Conditioners do a great job of softening the hair and should definitely form part of your hair care routine, however you ought to be mindful of their use. Understanding what the product does, is the first step in deciding if your hair needs it and when. Look at our post here for more about conditioners. Ok, let’s discuss the different types of conditioners and when to use them.
Rinse Out Hair Conditioner
Rinse out Conditioners are generally used after a shampoo. This type of conditioner is usually laced with silicones and quaternary agents to condition the hair. The general idea of this type of conditioner is to help replace lipids lost in shampooing with harsh detergents, and to seal the hair cuticles for glossy hair. It is best for hair types that require daily washing, as the conditioner deposits are washed out and replaced daily.
Tip: This type of conditioner is for the hair, not the scalp. Ensure it is fully washed out and washed off the scalp.
Deep Conditioners are conditioners used for repairing and restoring dry and damaged hair. They can be used by all hair types, it usually consists of a high oil content that penetrates the hair shaft, giving it a deep moisture treatment. Afro hair types benefit from and can use this more frequently unless they are laden with proteins, then every six to eight weeks would be ideal. Other hair types may use this to aid hair damage, they may use it less frequently.

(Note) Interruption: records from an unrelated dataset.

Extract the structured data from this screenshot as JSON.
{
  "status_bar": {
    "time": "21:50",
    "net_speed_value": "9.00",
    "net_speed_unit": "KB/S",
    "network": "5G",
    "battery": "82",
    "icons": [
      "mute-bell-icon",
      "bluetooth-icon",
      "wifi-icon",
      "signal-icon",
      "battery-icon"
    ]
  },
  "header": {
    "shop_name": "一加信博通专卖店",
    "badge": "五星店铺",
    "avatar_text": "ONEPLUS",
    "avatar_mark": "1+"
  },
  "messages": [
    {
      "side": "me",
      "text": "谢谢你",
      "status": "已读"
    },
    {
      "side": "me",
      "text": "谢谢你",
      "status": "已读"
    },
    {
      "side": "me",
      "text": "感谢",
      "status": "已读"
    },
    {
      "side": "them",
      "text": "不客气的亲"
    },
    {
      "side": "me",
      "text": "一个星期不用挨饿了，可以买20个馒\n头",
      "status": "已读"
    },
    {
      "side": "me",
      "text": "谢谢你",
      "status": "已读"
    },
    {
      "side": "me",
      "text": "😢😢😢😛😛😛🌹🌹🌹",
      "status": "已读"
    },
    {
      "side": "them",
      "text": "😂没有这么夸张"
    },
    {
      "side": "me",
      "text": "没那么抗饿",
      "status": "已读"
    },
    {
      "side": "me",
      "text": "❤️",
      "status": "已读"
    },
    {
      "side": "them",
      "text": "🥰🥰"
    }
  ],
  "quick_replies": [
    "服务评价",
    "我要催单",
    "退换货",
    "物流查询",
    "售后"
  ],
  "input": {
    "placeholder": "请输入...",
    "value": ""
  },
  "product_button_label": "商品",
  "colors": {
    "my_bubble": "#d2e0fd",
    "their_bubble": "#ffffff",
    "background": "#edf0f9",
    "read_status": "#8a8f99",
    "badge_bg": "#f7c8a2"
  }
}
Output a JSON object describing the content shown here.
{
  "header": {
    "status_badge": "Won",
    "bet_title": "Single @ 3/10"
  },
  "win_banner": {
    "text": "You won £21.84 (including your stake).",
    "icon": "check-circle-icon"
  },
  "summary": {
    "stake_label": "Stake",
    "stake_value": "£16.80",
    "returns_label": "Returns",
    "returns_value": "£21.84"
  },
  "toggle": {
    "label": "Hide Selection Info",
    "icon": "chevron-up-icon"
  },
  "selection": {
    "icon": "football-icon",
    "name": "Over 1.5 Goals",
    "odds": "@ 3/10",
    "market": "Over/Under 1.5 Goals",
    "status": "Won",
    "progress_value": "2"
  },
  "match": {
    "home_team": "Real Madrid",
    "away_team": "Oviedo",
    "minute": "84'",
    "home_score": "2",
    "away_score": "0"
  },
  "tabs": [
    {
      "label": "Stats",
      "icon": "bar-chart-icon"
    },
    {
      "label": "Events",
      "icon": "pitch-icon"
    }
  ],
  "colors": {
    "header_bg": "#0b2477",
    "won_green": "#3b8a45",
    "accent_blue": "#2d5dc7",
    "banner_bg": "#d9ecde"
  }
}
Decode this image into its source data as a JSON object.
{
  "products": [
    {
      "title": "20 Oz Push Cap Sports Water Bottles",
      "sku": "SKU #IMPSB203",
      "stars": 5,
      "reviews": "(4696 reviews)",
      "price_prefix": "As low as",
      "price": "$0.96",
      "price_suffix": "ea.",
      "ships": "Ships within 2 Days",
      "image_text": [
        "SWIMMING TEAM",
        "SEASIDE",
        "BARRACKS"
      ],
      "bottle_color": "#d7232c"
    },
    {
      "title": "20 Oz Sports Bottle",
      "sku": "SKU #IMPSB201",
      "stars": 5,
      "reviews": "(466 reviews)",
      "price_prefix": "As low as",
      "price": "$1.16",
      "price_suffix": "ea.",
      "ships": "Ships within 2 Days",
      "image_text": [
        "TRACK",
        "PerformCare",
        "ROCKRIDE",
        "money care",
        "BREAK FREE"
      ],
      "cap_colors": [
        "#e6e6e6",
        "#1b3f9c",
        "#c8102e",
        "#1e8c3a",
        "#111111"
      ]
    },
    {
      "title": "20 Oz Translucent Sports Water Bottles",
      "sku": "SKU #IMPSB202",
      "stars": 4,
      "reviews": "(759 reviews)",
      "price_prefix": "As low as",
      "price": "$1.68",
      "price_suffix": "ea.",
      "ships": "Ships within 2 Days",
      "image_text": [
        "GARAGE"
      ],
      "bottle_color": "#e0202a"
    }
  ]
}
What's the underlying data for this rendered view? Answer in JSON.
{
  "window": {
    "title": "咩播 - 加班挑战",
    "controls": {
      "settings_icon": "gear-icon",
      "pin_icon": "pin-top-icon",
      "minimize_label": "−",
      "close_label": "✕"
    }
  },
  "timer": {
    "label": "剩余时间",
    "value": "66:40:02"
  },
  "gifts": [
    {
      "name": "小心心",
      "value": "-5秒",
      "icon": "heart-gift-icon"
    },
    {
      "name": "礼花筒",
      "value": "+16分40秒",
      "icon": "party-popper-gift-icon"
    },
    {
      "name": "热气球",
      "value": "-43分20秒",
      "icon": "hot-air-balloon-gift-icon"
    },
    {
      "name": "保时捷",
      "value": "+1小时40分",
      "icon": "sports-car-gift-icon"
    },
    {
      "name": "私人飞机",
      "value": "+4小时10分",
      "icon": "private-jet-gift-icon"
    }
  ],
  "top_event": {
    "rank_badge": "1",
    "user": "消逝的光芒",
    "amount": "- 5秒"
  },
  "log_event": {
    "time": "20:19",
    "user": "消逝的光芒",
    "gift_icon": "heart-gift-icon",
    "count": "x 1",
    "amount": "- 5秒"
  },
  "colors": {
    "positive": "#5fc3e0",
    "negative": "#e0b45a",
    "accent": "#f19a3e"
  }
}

This conditioner is left on the hair for 5-20 minutes, then rinsed out prior to styling.
Leave In Conditioner
Generally used in Afro or other curly hair to aid moisture retention. Afro and other curly types have a hard time retaining moisture because their curls make it difficult for the natural oils from the sebum to coat the hair shaft, protecting it from the elements, this is why a leave-in conditioner is essential. A Leave-in conditioner does the job the sebum cannot, moisturising and protecting the hair from environmental elements.
Leave-in conditioners range from light sprayable versions to thick creams. the version you use will be dependent on your hair porosity and density.
Bonus – Co-Wash
Conditioner wash or Co-Wash as it’s so lovingly called, started out with many of us using a normal rinse out conditioner to wash the hair. This all sprung from people being fed up with the dryness and other hair issues experienced after using certain shampoo. Unfortunately, these conditioners weren’t actually cleansing the hair, yes they kept the hair feeling moist, but that is what rinse out conditioner is designed to do, not cleanse.
Co-Wash has evolved over the years and is now being formulated with mild cleansing agents such as coco glucoside and decyl glucoside. These very mild cleansers give the co wash a boost of actual cleansing instead of just coating the hair. Whilst co-washing doesn’t fully cleanse the hair, it is a nice alternative for daily or weekly washing and helps the hair retain its moisture balance as it doesn’t strip the natural, beneficial lipids on the hair and scalp.
This type of conditioner can be used by any hair type and highly recommended for Afro hair for the weekly wash. If your hair tends to be oily, this type of conditioner can help balance the oils over time and instead of a daily washing, you could do a bi-weekly or tri-weekly wash.
This may be controversial, and go against everything you think you know, however, I am of the opinion that Afro and other curly types do not need a rinse out conditioner if they use a deep conditioner or a leave-in conditioner. It is even less required if you use natural shampoos that do not strip the hair of their natural oils.
Shock! Horror! I know, but when you read what each product does, you can see that it isn’t necessary to use them all. As a matter of fact, using them all could be a major cause of product build up on our already fragile hair shaft. Think about it, what does a rinse out conditioner do that a deep conditioner or leave in conditioner doesn’t?
You don’t have to agree with me, I am open to discussion, talk to me in the comments or over on our Instagram and Facebook pages.
Be great x.